*** Opening Data to process ***

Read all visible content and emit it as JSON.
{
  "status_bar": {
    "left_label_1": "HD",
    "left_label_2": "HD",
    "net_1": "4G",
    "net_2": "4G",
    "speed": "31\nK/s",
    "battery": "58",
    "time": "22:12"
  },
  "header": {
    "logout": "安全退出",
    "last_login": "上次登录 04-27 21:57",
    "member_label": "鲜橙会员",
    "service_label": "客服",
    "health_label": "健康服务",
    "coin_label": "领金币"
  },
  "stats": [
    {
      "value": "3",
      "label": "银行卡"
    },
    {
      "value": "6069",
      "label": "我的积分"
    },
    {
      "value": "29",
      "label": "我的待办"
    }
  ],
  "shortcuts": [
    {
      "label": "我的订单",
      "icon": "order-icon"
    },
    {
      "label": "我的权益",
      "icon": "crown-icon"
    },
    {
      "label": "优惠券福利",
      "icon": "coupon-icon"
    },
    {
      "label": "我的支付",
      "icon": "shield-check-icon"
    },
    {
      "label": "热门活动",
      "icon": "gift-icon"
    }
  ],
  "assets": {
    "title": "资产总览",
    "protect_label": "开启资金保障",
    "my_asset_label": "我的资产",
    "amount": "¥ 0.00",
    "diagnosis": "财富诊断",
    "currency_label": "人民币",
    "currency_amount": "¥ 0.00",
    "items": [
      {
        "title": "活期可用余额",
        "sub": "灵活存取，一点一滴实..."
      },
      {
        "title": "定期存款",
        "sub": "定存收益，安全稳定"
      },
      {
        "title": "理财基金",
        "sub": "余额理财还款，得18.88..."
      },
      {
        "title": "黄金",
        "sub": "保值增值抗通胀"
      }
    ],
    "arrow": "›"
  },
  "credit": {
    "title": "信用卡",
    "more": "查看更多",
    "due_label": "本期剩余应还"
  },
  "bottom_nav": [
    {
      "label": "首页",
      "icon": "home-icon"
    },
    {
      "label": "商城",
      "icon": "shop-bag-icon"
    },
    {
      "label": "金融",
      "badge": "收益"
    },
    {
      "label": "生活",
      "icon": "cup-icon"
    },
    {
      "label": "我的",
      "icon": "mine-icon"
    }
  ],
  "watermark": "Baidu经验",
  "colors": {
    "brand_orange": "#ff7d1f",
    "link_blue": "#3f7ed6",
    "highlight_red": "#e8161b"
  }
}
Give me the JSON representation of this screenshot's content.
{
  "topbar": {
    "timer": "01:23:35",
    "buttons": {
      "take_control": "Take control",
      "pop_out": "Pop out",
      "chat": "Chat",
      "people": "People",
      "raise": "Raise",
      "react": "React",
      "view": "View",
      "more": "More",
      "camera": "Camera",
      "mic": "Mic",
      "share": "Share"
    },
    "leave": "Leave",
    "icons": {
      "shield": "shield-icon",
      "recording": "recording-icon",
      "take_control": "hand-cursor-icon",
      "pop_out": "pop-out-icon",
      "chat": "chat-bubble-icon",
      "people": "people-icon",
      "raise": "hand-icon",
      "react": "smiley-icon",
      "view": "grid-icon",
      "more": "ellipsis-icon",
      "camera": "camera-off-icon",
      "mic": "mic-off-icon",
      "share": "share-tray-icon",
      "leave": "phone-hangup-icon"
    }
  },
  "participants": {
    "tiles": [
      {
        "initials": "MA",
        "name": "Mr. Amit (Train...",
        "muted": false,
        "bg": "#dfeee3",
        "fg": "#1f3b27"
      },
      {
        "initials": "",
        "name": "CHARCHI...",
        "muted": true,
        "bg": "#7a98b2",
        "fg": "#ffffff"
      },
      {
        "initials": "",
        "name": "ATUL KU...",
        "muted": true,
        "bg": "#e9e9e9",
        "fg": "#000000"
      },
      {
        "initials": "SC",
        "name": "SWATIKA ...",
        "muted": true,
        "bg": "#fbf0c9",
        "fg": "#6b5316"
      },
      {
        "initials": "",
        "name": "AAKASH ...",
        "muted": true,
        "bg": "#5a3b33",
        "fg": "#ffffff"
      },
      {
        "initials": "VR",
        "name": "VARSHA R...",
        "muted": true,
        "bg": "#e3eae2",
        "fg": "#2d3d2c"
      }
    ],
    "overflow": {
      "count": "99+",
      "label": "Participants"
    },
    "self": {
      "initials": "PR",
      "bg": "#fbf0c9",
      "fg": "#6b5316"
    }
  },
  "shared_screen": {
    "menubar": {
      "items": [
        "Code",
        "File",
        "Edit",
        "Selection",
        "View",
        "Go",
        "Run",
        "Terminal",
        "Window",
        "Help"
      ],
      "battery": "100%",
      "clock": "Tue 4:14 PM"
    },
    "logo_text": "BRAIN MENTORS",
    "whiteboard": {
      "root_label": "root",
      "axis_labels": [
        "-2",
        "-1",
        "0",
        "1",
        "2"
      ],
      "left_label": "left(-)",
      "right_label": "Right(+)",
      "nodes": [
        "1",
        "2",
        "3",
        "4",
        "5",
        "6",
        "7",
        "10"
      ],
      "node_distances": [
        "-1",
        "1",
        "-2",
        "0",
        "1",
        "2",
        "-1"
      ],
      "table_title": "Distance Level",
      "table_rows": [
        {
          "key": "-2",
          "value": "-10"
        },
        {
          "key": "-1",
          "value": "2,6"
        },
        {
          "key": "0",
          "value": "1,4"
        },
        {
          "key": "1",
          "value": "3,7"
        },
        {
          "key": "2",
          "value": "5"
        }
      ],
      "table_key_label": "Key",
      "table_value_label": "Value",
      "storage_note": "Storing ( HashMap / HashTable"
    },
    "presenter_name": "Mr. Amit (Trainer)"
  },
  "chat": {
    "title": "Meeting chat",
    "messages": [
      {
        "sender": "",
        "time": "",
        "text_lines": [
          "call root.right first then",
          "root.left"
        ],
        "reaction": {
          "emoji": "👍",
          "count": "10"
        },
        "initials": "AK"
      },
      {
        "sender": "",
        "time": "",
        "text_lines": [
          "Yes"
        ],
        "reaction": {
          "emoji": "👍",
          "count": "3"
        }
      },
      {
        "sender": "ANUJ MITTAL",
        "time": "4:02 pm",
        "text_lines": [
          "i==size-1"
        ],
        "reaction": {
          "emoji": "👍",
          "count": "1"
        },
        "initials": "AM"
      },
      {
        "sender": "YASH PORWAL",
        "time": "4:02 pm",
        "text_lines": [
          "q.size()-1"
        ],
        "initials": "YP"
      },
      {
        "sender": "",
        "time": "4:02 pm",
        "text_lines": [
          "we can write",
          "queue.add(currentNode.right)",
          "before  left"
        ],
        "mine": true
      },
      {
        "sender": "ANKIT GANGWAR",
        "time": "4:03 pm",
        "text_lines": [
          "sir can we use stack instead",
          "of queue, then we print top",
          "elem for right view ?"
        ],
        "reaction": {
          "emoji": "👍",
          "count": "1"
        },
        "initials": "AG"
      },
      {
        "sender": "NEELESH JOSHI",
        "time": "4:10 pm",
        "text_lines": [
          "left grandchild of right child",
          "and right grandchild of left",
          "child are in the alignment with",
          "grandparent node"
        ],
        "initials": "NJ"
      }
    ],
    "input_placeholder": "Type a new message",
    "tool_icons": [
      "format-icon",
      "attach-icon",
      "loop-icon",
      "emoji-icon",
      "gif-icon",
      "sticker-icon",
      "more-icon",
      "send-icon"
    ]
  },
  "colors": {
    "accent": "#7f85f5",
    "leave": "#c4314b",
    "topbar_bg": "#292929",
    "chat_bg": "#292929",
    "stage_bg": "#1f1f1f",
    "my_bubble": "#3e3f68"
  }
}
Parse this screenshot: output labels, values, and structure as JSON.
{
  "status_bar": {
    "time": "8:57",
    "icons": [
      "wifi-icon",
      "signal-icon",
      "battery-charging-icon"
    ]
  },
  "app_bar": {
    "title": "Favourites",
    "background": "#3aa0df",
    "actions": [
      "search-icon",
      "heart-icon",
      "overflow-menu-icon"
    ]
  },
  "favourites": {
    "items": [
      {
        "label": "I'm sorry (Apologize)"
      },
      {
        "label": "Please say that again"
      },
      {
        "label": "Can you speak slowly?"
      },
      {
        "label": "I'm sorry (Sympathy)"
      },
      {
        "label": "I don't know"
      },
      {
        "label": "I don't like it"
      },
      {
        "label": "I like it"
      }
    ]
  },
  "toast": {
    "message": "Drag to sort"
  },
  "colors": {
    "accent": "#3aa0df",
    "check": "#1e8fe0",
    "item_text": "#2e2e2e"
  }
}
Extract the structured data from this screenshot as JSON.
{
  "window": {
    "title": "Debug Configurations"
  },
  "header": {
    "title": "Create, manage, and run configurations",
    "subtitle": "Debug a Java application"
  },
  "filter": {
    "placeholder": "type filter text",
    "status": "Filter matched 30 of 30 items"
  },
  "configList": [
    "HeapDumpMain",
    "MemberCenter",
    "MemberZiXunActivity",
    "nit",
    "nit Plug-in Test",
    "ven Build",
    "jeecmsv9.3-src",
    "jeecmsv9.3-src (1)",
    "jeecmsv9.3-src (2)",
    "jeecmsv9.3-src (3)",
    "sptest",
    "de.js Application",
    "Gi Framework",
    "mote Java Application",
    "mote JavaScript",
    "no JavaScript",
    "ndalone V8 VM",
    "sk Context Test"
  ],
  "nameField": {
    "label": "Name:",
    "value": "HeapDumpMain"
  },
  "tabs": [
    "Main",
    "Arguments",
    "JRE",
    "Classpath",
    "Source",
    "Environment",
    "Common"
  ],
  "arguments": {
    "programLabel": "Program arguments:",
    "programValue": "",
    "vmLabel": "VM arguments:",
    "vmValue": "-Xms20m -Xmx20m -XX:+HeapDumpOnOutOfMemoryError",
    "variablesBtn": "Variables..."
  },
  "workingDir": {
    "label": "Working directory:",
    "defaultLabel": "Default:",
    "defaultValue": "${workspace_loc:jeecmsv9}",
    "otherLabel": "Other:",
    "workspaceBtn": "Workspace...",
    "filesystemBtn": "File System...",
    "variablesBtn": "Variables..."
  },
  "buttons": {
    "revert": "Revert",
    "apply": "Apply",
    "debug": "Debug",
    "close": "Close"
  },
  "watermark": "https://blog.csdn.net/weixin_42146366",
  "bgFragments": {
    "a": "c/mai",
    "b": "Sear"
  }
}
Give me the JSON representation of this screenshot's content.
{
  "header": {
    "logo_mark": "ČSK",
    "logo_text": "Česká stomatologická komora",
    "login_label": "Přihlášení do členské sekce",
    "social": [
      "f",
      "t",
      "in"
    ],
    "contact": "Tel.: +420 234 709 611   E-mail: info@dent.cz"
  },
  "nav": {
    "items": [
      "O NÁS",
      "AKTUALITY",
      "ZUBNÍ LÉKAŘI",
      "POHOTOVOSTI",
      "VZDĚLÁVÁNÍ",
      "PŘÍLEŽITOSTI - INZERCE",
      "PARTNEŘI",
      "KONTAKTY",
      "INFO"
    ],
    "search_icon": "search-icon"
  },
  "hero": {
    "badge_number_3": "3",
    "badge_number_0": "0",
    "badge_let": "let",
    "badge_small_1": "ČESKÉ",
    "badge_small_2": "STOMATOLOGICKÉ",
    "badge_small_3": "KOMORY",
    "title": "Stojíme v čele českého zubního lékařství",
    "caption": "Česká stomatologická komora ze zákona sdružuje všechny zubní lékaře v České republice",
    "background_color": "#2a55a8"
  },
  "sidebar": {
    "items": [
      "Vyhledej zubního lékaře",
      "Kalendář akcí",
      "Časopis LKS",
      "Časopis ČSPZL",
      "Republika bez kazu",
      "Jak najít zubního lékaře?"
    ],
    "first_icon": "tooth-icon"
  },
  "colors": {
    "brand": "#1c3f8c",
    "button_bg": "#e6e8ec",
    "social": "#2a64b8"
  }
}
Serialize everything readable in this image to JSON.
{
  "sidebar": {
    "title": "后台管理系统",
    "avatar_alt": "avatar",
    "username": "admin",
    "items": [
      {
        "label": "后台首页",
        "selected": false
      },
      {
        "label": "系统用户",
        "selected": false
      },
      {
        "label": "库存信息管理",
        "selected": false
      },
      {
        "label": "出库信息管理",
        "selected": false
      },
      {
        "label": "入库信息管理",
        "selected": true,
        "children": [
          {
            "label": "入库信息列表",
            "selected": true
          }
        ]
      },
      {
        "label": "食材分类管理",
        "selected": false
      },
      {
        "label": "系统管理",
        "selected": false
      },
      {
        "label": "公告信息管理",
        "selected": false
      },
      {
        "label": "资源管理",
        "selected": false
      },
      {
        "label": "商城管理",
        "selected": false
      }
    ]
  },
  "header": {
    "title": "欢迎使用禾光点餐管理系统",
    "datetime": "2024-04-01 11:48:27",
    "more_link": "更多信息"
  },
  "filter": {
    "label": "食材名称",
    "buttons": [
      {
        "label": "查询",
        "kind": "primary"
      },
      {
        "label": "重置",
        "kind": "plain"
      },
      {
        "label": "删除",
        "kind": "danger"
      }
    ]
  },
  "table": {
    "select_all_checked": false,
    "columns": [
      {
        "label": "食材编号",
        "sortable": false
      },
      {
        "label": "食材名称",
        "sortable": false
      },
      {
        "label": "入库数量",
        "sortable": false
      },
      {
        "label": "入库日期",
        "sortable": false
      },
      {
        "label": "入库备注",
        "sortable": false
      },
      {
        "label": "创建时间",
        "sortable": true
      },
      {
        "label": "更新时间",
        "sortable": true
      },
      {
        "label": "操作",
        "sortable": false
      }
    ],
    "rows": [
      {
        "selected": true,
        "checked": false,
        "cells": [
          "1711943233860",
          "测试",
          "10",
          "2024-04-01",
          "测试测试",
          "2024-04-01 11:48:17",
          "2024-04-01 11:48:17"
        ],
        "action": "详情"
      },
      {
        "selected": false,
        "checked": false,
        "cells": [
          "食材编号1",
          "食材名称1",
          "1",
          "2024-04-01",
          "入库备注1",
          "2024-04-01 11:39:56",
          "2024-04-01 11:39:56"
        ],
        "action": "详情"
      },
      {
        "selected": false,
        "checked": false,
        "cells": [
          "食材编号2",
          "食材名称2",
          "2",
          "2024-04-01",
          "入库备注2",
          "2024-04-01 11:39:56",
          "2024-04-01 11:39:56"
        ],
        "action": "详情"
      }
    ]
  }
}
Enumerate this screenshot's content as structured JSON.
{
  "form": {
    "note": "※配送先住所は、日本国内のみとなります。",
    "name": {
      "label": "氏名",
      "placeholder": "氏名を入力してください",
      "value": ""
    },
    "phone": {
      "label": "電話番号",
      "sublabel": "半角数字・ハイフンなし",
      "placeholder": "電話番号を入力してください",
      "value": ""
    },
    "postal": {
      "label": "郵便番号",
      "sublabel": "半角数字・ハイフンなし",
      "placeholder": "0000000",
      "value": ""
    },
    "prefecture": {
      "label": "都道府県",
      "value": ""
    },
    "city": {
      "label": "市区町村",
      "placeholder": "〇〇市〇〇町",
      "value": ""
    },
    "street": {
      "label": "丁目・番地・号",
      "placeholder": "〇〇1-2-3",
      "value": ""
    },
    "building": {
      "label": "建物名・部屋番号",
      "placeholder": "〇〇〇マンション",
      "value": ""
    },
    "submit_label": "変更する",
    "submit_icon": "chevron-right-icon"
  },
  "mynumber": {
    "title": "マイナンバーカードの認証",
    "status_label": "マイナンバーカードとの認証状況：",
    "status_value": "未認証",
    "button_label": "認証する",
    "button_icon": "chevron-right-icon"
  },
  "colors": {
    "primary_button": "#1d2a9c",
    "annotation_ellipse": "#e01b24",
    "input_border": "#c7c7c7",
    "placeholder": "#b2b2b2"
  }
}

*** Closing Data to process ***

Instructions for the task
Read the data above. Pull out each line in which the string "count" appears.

Task result
      "count": "99+",
          "count": "10"
          "count": "3"
          "count": "1"
          "count": "1"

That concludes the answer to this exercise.